Aim of the task
From the listing, collect all lines containing the word "this".

Data shown
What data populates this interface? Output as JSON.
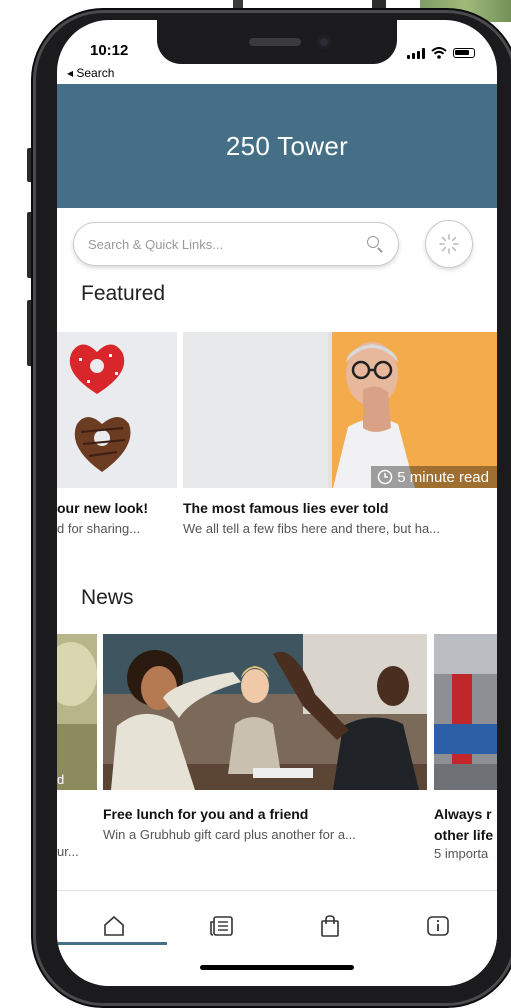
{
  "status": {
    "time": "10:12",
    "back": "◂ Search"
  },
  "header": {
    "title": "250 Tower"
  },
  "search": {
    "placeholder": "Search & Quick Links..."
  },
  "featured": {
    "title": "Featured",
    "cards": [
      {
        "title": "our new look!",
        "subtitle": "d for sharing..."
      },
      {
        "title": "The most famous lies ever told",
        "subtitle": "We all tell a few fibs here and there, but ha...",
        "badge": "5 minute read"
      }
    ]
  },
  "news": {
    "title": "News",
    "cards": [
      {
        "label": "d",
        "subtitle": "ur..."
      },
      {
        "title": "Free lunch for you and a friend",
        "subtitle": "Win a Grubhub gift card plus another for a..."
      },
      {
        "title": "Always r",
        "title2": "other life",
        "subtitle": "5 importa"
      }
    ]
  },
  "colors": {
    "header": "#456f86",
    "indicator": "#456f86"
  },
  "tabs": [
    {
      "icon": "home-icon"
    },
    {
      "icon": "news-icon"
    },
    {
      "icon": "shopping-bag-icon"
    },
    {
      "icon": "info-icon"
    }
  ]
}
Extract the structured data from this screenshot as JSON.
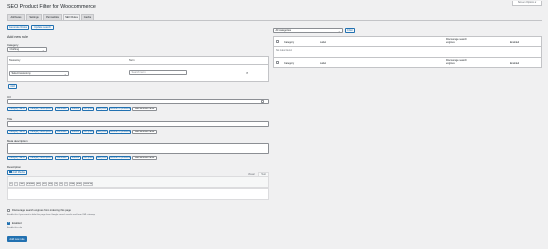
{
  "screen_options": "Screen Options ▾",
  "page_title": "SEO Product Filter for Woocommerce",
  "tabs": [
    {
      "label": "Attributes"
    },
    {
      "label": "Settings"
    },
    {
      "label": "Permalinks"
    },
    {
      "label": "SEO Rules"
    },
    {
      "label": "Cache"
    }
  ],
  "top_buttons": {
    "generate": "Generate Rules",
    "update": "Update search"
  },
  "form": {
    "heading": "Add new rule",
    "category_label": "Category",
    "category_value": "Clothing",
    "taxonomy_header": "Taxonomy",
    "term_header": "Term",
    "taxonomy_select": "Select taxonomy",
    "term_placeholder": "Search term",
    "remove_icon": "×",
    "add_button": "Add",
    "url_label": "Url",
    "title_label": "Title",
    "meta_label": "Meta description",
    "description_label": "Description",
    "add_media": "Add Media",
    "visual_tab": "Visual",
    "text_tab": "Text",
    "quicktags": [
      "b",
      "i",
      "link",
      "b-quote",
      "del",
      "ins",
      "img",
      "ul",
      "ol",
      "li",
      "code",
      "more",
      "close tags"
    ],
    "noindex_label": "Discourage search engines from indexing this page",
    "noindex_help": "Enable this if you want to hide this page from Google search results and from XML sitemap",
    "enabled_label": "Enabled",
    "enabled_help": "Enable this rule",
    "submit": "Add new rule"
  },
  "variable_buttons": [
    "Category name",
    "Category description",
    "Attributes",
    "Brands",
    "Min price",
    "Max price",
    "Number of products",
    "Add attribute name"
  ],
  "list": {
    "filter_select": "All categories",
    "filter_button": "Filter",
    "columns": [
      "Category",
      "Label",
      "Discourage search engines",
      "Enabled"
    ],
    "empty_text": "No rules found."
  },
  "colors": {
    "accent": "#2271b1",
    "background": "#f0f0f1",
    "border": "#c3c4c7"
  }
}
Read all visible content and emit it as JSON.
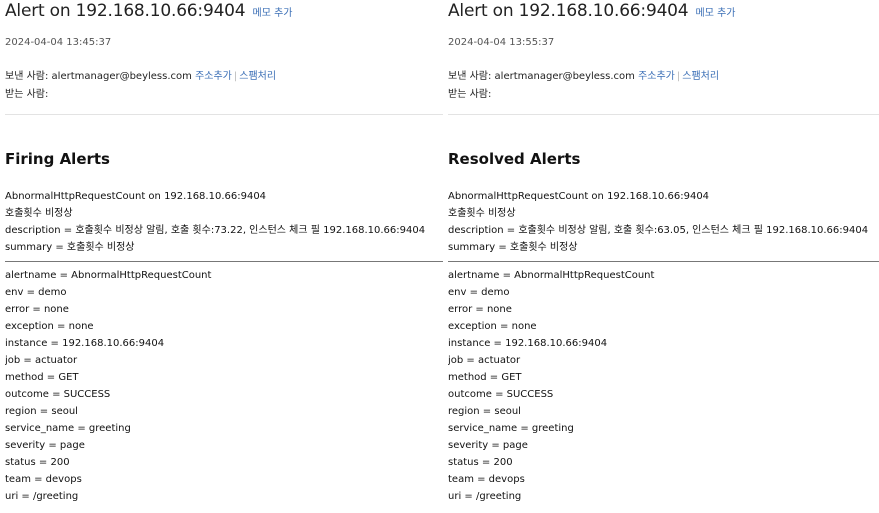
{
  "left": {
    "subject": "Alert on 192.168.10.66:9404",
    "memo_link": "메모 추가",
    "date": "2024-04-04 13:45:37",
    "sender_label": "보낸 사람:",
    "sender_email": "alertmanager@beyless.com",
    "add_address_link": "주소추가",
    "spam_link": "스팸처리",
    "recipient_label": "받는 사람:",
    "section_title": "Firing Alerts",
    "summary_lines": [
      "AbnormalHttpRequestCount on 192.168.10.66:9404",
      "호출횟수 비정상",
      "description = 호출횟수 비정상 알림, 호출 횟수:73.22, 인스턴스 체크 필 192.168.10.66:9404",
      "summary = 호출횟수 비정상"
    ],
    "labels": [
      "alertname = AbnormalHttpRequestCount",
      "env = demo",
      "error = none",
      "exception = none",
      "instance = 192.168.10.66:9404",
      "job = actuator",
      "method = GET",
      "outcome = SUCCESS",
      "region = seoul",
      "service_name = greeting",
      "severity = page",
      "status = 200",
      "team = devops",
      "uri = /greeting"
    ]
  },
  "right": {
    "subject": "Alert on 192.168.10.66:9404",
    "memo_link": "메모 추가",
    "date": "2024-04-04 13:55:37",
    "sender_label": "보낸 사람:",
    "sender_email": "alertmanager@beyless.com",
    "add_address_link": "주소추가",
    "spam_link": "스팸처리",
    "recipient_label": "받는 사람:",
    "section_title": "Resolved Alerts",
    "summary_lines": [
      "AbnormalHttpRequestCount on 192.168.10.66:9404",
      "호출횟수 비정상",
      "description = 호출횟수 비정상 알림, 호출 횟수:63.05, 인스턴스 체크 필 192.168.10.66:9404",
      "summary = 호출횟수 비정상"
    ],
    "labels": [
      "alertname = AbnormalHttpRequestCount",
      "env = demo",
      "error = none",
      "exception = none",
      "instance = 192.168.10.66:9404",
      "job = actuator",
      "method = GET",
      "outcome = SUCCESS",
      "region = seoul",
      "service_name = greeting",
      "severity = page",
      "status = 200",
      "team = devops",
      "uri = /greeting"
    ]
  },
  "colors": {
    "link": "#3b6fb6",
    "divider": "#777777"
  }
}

Solution to the problem
What data populates this interface? Output as JSON.
Extract the structured data from this screenshot as JSON.
    "noindex_label": "Discourage search engines from indexing this page",
    "noindex_help": "Enable this if you want to hide this page from Google search results and from XML sitemap",
    "enabled_help": "Enable this rule",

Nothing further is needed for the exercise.